In the history of Italian design, few designers have been working for the same company for a long time. Luca Meda is one of them: not only did he design most of the products and displays, but also gave his contribution to the graphical and communication projects, as well as to the planning of events.
Such long-term committment led to a strong and continuous collaboration with an entepreneur, which, in turn, contributed to the formation of clear brand culture and identity. Some of the core aspects of his planning method have their roots in Meda's broad education.
He attended the Brera Academy in Milan, where he further developed his love for art and talent for drawing. In the 1960s he studied in Germany, at the famous Hochschule für Gestaltung at Ulm, founded in the post-war period to continue the Bauhaus experience, suspended with the Nazis in 1933. At Ulm, he probably developed the systemic and systematic method that characterises his modular unit projects. Finally, it is worth remembering his work with Aldo Rossi; they both thought that modernity was not to be seen as a radical break with history, and they both dedicated a particular attention to the categories rooted in memory.
Since the end of the 1970s, Meda's work has deeply influenced Molteni&C image, thanks to two kinds of products. First of all, modular furniture like the legendary 505; the idea behind each of these products may be different -sometimes more rational, sometimes more free and flexible-, but they all share the same planning method which, for instance, ensured 505's extraordinary and lasting success.
Due to its rational quality, it is possible to regularly update these systems through the ongoing introduction of new solutions, the improvement of functional elements, technical details, materials and colours. It's a kind of work in progress that becomes increasingly functional, strong, coherent with its own nature, while contemporary at the same time.
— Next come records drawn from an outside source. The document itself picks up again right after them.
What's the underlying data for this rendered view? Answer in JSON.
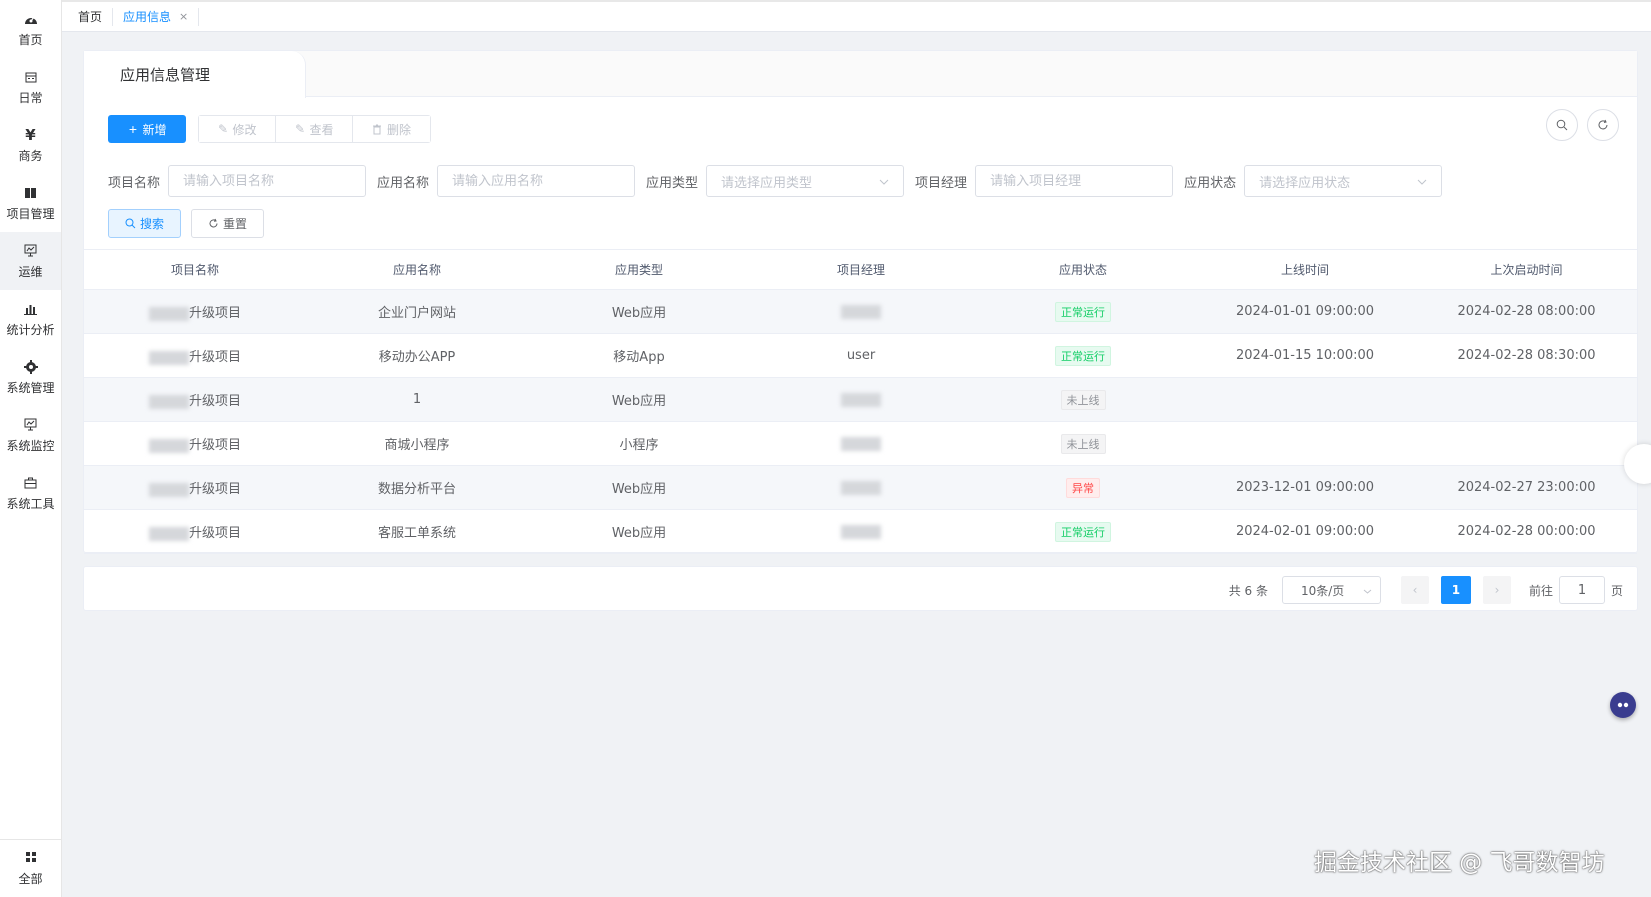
{
  "sidebar": {
    "items": [
      {
        "label": "首页",
        "icon": "dashboard-icon"
      },
      {
        "label": "日常",
        "icon": "calendar-icon"
      },
      {
        "label": "商务",
        "icon": "yen-icon"
      },
      {
        "label": "项目管理",
        "icon": "book-icon"
      },
      {
        "label": "运维",
        "icon": "monitor-icon"
      },
      {
        "label": "统计分析",
        "icon": "bar-chart-icon"
      },
      {
        "label": "系统管理",
        "icon": "gear-icon"
      },
      {
        "label": "系统监控",
        "icon": "monitor-icon"
      },
      {
        "label": "系统工具",
        "icon": "toolbox-icon"
      }
    ],
    "bottom_label": "全部"
  },
  "tabs": [
    {
      "label": "首页"
    },
    {
      "label": "应用信息",
      "close": "×"
    }
  ],
  "card": {
    "title": "应用信息管理"
  },
  "toolbar": {
    "add_label": "新增",
    "edit_label": "修改",
    "view_label": "查看",
    "delete_label": "删除"
  },
  "filters": {
    "project_name_label": "项目名称",
    "project_name_placeholder": "请输入项目名称",
    "app_name_label": "应用名称",
    "app_name_placeholder": "请输入应用名称",
    "app_type_label": "应用类型",
    "app_type_placeholder": "请选择应用类型",
    "manager_label": "项目经理",
    "manager_placeholder": "请输入项目经理",
    "status_label": "应用状态",
    "status_placeholder": "请选择应用状态",
    "search_label": "搜索",
    "reset_label": "重置"
  },
  "table": {
    "columns": [
      "项目名称",
      "应用名称",
      "应用类型",
      "项目经理",
      "应用状态",
      "上线时间",
      "上次启动时间"
    ],
    "rows": [
      {
        "project": "升级项目",
        "app": "企业门户网站",
        "type": "Web应用",
        "manager": "",
        "status": "正常运行",
        "status_kind": "ok",
        "online": "2024-01-01 09:00:00",
        "last": "2024-02-28 08:00:00"
      },
      {
        "project": "升级项目",
        "app": "移动办公APP",
        "type": "移动App",
        "manager": "user",
        "status": "正常运行",
        "status_kind": "ok",
        "online": "2024-01-15 10:00:00",
        "last": "2024-02-28 08:30:00"
      },
      {
        "project": "升级项目",
        "app": "1",
        "type": "Web应用",
        "manager": "",
        "status": "未上线",
        "status_kind": "off",
        "online": "",
        "last": ""
      },
      {
        "project": "升级项目",
        "app": "商城小程序",
        "type": "小程序",
        "manager": "",
        "status": "未上线",
        "status_kind": "off",
        "online": "",
        "last": ""
      },
      {
        "project": "升级项目",
        "app": "数据分析平台",
        "type": "Web应用",
        "manager": "",
        "status": "异常",
        "status_kind": "err",
        "online": "2023-12-01 09:00:00",
        "last": "2024-02-27 23:00:00"
      },
      {
        "project": "升级项目",
        "app": "客服工单系统",
        "type": "Web应用",
        "manager": "",
        "status": "正常运行",
        "status_kind": "ok",
        "online": "2024-02-01 09:00:00",
        "last": "2024-02-28 00:00:00"
      }
    ]
  },
  "pagination": {
    "total": "共 6 条",
    "page_size": "10条/页",
    "current": "1",
    "goto_label": "前往",
    "goto_value": "1",
    "page_suffix": "页"
  },
  "watermark": "掘金技术社区 @ 飞哥数智坊",
  "colors": {
    "primary": "#1890ff",
    "ok": "#13ce66",
    "err": "#ff4949"
  }
}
The second category of products includes a wide range of furniture: beds, sofas, armchairs and small armchairs, tables and coffee tables, elements of a true domestic landscape. Perhaps, here we can find the influence of his beloved Adolf Loos.
At the beginning of the 20th century, Loos used to say that “Pieces of furniture that cannot be moved belong to architects” (namely fixed structures, wardrobes, wall elements), while the house owner choses the other furniture “according to his or her wish, taste and inclination”. In this context, Meda chose freely according to his taste, peculiarities, preferences. He revisited memories of houses or of Milanese public spaces, by re-thinking 19th century's categories and paying homage to Mies van der Rohe.
“Pieces of furniture that cannot be moved belong to architects” (namely fixed structures, wardrobes, wall elements), while the house owner choses the other furniture “according to his or her wish, taste and inclination”.
In this context, Meda chose freely according to his taste, peculiarities, preferences. He revisited memories of houses or of Milanese public spaces, by re-thinking 19th century's categories and paying homage to Mies van der Rohe.
The Passion of Drawing
Drawing is one of Luca Meda’s favourite pastimes.
He draws all the time, on sheets large and small, with pencils, pens and felt tips, with water-colours and chalk, naturally and easily. It is a big game and work, at the same time, based on observation and memory> It is almost as if the pencil does not distinguish that just seen from that seen with his mind’s eye and puts them on the same plane.
Meda portrays what surrounds him; he creates real and imaginary architecture with precise references; he draws landscapes and the surroundings of Lake Como, flashes of home-life and portraits of rooms, beautiful girls and large nudes, the outlines of buildings, tables, chairs and sofas.
"Drawing is a passion I have always cultivated; I often throw sketches away but I keep thousands of others in the drawers and am proud of them. I also like draughtsmanship and its precision, especially mechanical design, the abstract rigour and its metaphysical air. But I think that things are finished when you start to define them. I also like architecture when it is in that suspended state and I don’t like it any more when it is finished, completed. My most important training, strangely, was at art school, at Brera.”
Luca Meda’s drawings include many pieces of furniture. His furniture also stems from a relationship with drawing. Sometimes, as in certain pictures by De Chirico, they are placed in the open air, in front of a lake or in a valley. […]
“I find furniture through drawings of interiors or portraits of houses. I do a sketch and I discover a piece of furniture. It seems like a chance process but chance is full of secret reasons.
Sometimes I take no notice of a sketch and abandon it; then I suddenly remember it and I go and look for it to finish it or work on it, and hey presto it turns into a famous piece.” […] As with an old chair, also in a machine the materials, the techniques and the production process lead to certain forms, such that they seem to become necessary. But we know that however conditional, forms always possess a dimension that goes beyond need; it concerns play and invests the meanings.”